Over two centuries of history reflect back at us through the mirrors that remain on the Porter-Phelps-Huntington house’s walls to this day, and these artifacts merit further research. The Museum’s rare and valuable looking glasses surely have much more to tell us about changing decorative styles, global circulation of raw and manufactured goods, American purchasing patterns, and shifting definitions of selfhood in Federalist New England.





  •  Barquist, David L. “American Looking Glasses in the Neoclassical Style, 1780-1815.” The Magazine Antiques 141.2 (February 1992): 320-31.
  •  Carlisle, Elizabeth Pendergast. Earthbound and Heavenbent: Elizabeth Porter Phelps and Life at Forty Acres (1747-1817). New York: Scribner, 2004.
  • Hutchins, Catherine E., ed. American Federal Furniture and Decorative Arts from the Watson Collection.
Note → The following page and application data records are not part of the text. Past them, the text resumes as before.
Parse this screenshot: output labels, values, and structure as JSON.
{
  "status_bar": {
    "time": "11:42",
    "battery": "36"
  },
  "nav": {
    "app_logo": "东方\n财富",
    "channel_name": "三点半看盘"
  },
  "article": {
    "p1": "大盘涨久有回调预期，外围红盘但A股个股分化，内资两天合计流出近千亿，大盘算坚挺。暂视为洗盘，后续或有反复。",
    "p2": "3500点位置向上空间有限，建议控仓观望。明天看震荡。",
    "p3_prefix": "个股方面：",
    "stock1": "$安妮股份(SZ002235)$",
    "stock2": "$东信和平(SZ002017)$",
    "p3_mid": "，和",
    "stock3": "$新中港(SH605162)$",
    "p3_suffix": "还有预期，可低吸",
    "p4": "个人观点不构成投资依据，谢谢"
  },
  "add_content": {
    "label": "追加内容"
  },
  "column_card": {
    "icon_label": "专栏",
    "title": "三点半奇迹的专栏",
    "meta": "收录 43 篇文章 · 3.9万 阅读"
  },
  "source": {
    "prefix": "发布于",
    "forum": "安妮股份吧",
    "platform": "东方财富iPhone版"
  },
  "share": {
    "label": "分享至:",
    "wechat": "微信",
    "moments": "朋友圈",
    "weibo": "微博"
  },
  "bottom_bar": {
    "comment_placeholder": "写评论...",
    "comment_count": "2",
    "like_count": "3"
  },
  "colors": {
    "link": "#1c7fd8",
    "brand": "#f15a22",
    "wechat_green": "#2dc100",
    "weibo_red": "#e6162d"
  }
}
Columbus, Ga.: The Columbus Museum, 2004.
  • Melchior-Bonnet, Sabine. The Mirror: A History. New York: Routledge, 2001.
  • Quimby, Ian M. G., ed. American Family Treasures: Decorative Arts from the D.J. and Alice Shumway Nadeau Collection. Lexington, Mass.: National Heritage Museum, 2005.
  • Ward, Gerald W. R. and William N. Hosley, eds. The Great River: Art and Society of the Connecticut River Valley, 1635-1820. Hartford: Wadsworth Atheneum, 1985.


[i] See Sabine Melchior-Bonnet 26.

[ii] As Ian Quimby explains, “the preferred term for early American reflection furniture is looking glasses, rather than mirrors, for this is the term used in the eighteenth century” (79). Fore more about the provenance of the looking glasses, see Gerald Ward and William Hosley (270).

[iii] See David Barquist 322, 329.

[iv] See Barquist 325.

[v] Quimby, for instance, comments that “Of all the forms of early American furniture, looking glasses pose the most difficult problems when it comes to establishing their place of manufacture” (79).

[vi] See Catherine Hutchins 127.

[vii] For more on the shifting socio-historical valences of mirrors, see Melchior-Bonnet.